= Stored records =
* * * * *
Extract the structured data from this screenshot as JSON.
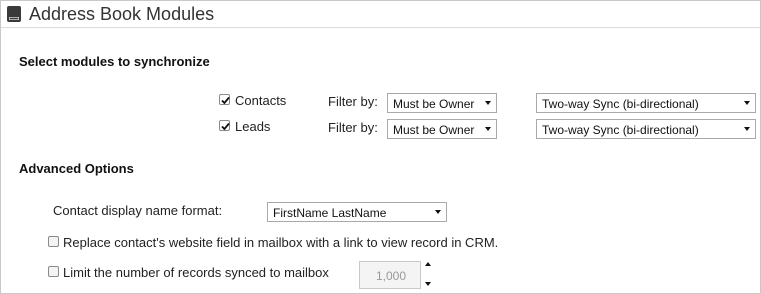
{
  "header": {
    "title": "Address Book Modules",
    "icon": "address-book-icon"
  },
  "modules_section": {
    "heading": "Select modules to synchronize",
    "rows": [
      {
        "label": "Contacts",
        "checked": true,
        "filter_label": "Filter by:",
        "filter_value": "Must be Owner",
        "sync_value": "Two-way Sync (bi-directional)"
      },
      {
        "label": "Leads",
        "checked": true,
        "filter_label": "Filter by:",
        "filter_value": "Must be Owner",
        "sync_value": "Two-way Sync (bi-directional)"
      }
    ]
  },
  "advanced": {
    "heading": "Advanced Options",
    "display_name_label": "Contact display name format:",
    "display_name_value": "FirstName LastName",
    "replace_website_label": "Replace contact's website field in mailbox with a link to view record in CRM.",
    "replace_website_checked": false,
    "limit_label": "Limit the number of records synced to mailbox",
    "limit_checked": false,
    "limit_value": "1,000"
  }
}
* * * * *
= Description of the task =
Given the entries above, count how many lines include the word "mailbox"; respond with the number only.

= Answer to this task =
2